Secondhand Rapture, MS MR’s full-length debut, combines this EP and another early single, the Florence and the Machine-esque gallop “Fantasy,” with several new songs in the same vein. The theatrical “Salty Sweet” — with its tribal drums and overlapping harmonies — and the seductive, string-plucked murmur “BTSK” stand out, and the glassy piano-pop of “Twenty Seven” isn’t far behind. Hershenow’s warm, nuanced production is wistful without becoming consumed by nostalgia, familiar without feeling tired; his inventive appropriation of soul, electro, orchestral and hip-hop feels timeless.
But throughout Secondhand Rapture, it’s Plapinger who dominates the emotional narrative with her powerful vocals.
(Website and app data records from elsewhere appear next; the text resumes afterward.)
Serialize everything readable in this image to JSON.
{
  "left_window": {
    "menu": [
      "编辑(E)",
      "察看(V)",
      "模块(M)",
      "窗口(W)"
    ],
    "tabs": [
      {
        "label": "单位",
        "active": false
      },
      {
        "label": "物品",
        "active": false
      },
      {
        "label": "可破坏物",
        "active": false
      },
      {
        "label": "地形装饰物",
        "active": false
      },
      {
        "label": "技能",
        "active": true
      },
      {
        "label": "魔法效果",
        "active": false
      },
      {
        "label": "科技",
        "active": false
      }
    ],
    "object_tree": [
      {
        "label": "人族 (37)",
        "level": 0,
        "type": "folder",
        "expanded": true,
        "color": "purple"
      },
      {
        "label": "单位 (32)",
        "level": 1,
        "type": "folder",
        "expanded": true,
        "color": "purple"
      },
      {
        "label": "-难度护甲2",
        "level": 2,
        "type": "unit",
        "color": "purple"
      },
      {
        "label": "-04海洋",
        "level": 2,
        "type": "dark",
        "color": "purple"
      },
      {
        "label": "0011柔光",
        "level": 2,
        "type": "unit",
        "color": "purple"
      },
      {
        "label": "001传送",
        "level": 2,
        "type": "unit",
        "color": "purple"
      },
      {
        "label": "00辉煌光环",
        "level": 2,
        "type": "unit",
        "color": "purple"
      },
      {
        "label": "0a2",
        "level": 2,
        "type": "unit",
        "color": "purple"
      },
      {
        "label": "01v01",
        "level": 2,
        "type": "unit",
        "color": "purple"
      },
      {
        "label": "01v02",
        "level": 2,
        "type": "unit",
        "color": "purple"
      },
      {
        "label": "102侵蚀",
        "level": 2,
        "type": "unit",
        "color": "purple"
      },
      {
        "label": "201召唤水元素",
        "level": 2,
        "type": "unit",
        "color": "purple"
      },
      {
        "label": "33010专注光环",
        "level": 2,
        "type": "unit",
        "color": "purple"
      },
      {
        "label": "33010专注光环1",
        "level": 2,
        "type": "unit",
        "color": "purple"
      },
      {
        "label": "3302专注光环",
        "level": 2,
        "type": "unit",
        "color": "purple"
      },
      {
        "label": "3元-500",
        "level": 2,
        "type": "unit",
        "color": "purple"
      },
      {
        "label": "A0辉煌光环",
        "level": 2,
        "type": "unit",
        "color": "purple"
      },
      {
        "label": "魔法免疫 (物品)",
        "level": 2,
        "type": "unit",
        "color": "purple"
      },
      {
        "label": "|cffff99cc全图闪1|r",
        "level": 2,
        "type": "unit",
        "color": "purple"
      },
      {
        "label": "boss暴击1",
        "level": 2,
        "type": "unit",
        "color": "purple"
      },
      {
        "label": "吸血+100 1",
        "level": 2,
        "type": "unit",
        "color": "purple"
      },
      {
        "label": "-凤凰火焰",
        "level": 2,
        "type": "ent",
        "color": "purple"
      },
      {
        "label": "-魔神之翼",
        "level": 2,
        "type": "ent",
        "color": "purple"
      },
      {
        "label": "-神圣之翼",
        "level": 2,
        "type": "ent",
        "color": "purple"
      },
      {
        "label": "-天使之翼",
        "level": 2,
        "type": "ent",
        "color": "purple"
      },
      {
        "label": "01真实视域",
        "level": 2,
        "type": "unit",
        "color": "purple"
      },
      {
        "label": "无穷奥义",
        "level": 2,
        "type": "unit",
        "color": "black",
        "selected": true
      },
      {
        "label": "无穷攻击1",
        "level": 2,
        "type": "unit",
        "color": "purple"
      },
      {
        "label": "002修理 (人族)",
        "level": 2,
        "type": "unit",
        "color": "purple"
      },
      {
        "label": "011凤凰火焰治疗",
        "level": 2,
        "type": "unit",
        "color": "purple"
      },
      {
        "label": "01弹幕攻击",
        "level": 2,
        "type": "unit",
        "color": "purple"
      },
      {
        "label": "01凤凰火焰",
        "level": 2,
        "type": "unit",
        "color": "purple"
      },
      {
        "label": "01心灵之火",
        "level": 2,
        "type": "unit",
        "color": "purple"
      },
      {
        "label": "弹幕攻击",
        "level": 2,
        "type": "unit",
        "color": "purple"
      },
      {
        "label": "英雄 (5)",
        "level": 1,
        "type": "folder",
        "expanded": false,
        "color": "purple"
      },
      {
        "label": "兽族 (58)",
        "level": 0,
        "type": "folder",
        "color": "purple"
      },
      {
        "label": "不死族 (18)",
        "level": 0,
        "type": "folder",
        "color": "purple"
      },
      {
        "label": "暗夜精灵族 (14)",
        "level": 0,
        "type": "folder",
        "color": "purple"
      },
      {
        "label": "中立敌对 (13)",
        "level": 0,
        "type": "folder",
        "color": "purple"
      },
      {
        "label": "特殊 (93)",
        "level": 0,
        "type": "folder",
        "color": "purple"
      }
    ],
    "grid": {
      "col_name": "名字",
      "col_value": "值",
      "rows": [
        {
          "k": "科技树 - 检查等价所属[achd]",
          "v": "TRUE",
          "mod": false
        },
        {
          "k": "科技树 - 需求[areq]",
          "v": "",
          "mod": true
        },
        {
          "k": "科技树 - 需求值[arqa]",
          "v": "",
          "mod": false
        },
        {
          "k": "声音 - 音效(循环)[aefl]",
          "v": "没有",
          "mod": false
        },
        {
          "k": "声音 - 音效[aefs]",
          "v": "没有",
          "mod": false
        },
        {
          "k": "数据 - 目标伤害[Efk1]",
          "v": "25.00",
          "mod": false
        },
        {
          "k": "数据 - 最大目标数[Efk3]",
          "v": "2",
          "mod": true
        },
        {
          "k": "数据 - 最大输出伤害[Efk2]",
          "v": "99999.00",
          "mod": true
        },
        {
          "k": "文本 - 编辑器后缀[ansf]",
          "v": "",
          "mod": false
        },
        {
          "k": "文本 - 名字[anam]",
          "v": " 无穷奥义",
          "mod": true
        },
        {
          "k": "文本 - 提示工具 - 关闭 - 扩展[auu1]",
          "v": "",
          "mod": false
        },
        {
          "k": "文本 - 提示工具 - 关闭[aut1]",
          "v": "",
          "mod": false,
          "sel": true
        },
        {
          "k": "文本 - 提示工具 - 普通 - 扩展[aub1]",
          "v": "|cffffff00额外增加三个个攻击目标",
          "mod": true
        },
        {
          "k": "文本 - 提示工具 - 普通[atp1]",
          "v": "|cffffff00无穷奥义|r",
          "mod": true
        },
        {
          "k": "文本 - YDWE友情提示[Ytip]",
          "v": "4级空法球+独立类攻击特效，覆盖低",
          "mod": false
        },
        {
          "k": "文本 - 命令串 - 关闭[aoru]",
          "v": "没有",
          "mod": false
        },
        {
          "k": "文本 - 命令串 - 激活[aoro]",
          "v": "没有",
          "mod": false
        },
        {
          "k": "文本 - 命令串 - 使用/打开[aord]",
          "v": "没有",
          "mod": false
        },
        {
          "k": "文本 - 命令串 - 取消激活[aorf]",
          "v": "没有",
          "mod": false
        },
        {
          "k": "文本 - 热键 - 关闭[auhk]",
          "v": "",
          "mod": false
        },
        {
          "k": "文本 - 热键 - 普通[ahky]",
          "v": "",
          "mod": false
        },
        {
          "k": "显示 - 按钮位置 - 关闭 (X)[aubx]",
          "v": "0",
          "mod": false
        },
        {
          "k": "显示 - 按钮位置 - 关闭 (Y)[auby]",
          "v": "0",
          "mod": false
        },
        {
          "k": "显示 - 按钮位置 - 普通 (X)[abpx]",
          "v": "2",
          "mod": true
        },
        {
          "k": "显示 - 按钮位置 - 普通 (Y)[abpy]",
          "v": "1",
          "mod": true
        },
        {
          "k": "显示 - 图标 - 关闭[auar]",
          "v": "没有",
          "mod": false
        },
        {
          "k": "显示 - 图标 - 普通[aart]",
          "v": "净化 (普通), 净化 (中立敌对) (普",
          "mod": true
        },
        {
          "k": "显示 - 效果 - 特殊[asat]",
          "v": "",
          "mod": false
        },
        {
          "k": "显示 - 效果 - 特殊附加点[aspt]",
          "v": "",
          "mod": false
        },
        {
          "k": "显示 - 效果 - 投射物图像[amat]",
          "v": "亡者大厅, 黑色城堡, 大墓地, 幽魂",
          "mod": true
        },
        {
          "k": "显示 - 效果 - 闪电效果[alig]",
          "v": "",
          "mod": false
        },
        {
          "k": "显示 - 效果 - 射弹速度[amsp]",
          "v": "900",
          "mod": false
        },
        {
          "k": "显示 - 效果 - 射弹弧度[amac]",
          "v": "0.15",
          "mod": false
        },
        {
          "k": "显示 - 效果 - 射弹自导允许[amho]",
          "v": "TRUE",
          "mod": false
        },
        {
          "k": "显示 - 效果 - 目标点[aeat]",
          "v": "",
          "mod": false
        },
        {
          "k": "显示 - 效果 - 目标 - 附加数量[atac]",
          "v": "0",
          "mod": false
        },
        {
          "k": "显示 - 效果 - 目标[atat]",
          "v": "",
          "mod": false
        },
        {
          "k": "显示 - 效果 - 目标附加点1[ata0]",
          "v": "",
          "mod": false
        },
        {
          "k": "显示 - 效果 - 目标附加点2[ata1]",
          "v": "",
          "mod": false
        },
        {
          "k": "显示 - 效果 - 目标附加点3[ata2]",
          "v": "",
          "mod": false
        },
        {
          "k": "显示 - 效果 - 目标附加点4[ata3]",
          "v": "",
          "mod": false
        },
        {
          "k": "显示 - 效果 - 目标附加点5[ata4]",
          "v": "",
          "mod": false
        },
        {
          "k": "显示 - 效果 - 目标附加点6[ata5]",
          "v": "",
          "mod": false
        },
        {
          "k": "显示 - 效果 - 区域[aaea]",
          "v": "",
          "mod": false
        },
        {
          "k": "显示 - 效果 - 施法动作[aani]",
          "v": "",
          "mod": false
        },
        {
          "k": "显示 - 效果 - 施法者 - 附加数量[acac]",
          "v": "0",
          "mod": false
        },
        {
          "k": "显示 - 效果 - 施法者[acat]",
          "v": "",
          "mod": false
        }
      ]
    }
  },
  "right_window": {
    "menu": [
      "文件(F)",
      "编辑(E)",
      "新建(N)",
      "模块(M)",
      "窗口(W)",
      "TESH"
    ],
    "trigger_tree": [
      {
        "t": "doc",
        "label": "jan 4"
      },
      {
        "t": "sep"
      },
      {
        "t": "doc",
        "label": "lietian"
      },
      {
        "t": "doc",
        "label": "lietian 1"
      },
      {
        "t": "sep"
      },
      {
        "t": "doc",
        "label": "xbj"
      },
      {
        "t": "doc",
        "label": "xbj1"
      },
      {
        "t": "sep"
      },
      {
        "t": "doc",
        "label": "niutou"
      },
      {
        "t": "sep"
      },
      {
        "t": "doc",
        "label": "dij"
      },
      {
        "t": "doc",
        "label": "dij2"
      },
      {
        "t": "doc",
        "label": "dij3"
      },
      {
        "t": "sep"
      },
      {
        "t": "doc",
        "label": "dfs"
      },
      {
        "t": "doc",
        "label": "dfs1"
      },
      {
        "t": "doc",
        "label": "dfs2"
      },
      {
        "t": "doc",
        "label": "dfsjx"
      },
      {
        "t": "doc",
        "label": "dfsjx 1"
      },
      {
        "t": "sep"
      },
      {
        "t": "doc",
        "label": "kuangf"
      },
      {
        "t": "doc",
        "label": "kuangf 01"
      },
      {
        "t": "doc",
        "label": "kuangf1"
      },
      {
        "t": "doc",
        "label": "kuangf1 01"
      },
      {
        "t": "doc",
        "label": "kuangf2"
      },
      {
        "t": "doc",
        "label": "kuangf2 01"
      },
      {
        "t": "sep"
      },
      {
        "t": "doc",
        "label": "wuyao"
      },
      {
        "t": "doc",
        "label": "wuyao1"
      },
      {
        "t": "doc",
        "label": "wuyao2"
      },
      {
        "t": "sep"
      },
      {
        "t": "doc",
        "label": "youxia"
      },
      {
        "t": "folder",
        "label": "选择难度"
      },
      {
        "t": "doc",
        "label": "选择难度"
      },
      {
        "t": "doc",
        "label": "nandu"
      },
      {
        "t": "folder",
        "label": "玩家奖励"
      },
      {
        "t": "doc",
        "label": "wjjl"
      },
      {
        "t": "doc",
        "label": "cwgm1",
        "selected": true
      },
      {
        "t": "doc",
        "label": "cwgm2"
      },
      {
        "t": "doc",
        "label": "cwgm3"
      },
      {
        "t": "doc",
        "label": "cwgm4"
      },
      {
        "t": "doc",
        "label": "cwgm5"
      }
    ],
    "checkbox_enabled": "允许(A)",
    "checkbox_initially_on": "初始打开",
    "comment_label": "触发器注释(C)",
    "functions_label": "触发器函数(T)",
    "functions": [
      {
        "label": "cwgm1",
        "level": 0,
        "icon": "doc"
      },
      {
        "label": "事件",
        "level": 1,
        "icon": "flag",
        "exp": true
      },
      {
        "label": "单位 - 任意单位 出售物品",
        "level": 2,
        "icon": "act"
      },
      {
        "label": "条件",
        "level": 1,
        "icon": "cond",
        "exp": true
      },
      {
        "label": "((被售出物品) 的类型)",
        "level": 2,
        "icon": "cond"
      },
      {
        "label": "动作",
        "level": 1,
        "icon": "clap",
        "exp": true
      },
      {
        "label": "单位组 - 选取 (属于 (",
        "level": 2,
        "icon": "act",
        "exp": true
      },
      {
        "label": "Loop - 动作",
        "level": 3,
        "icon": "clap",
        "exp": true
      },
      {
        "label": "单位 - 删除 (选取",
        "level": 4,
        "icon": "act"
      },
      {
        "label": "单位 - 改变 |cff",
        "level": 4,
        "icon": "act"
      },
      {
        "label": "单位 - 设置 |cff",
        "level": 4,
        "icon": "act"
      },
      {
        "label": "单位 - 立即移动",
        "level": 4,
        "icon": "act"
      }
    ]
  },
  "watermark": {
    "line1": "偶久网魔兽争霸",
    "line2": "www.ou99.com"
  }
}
Most often, she channels the melisma and confidence of Florence Welch (“Head Is Not My Home”) and the sultry growl of Zola Jesus (“Bones”), although there’s often a welcome pop-radio lilt in her voice — especially on the standout “Think Of You,” which resembles the ’80s roller-rink bubblegum production of Stock Aitken Waterman (think Rick Astley’s “Never Gonna Give You Up”). Plapinger sings about disillusionment and disappointment as much as she does smoldering mental and physical connection (“Secrets lie in our way/ Your kiss tastes better outside the light of day,” she sighs on “Head Is Not My Home”); as a result, MS MR’s music bubbles with surface emotion and raw nerves and her debut is a sleek, mesmerizing listen.